Huerta: Well, yes. When you think of the five people who were killed, and Cesar’s having all those death threats on his life. The three fasts that he did, the last one for 36 days. Those are stories that really haven’t been told a lot. So many people went to jail, people lost their homes. I know we can’t include everything in the film. I feel I was very blessed to have been part of the farmworker movement. It’s a gift of my life, a gift to my life. But it was all of these people who made it happen, not just myself.

That’s the thing about being an organizer. That’s what you do. You organize other people so they can take power and change their lives. So they can take the actions that are going to change their communities.

Bratt: I also think there’s an element, and Dolores speaks to it in the film, that women are conditioned to acquiesce and let their male counterparts take the center stage. She shared with me a couple stories of that in fact happening. At a contract signing, she negotiated the contract and when they went to take this iconic photo, one of the male leaders came in, so she just automatically got up and gave him her seat. And she’s not in the photo!

Huerta: He said, “Do you mind if I sit where you’re sitting? And I said, “Oh yeah, go ahead.” I got up and walked away. I would never do that today. Women need to take credit for what they do.

One of the chapters in the story I didn’t know was the East Coast organizing that you did, working directly with Gloria Steinem. Did that make you more assertive about women’s rights?

Huerta: When I was working with Gloria, I was focused on the grape boycott. It wasn’t until afterwards…. But I did start to pay more attention to how women were being treated in our movement. One of our board members was sexually harassing a woman, and she wrote me a letter. It made me so angry to see that was happening. And I went to Cesar and said, “We have to stop this.” And Cesar actually did take care of it.

Peter, did the film change from your original conception as you did more research?

Bratt: I wrote a 40-page treatment, outlining the major narrative points and turning points. What we didn’t see was what you discover in the process. That’s the big difference between narrative films and documentaries. In documentary, you are discovering a lot of the themes in the process of interviewing. Also, you don’t what you’re going to get when you’re digging through archives.
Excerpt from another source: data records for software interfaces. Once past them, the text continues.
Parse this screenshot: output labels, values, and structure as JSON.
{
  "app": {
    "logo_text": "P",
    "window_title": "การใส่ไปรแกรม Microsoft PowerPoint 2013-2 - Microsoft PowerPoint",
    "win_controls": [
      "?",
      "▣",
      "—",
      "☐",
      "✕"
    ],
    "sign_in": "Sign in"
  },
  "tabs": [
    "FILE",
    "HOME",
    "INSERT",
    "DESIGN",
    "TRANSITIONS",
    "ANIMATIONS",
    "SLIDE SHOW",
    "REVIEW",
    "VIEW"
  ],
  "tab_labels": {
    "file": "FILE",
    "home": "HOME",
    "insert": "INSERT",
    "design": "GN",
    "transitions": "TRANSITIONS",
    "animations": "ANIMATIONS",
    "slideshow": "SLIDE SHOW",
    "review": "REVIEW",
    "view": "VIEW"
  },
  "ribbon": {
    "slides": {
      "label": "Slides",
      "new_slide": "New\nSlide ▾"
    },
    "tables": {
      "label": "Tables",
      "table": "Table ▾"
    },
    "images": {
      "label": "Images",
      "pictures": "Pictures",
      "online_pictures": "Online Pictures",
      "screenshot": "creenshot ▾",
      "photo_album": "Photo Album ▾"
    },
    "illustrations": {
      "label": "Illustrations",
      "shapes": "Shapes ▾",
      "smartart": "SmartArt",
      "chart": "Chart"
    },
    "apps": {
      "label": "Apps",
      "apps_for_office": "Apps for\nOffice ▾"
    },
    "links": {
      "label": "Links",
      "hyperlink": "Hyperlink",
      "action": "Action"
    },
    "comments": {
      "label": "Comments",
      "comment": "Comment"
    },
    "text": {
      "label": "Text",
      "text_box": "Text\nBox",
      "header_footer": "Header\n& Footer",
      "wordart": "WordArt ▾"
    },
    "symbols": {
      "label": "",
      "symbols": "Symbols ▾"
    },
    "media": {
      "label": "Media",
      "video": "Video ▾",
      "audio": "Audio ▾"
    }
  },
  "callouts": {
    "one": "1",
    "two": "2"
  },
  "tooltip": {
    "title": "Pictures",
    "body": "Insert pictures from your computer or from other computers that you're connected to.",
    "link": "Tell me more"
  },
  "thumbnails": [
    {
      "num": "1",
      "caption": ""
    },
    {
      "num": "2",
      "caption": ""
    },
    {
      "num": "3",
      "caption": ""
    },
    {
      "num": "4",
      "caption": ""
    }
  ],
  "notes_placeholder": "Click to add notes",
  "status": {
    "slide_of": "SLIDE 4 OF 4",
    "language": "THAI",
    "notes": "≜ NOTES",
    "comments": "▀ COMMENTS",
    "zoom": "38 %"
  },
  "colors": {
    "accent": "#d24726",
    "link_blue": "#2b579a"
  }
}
We went through the archives for two years. We discovered this incredible 16mm material of Cesar and Dolores together in the CBS vault, and it was available. That really added a richness that originally we didn’t foresee.

Also, in the interviews, so many people would say, “You know, Dolores worked 16-hour days, and then she would dance the night away.” Everyone was making similar comments. And [her daughter] Angela said, “She was a professional dancer. She didn’t pursue her dancing career, but she is a dancer on the stage of justice.” When she said that, a year into the process, I thought, “Oh my God. What an incredible way into the story. That would capture her spirit.”

Dolores, did you see things in the movie that surprised you?

Huerta:I had never seen that footage of Cesar and myself. I was happy that I said the right things. [laughs] And that I still felt the same way about pretty much everything.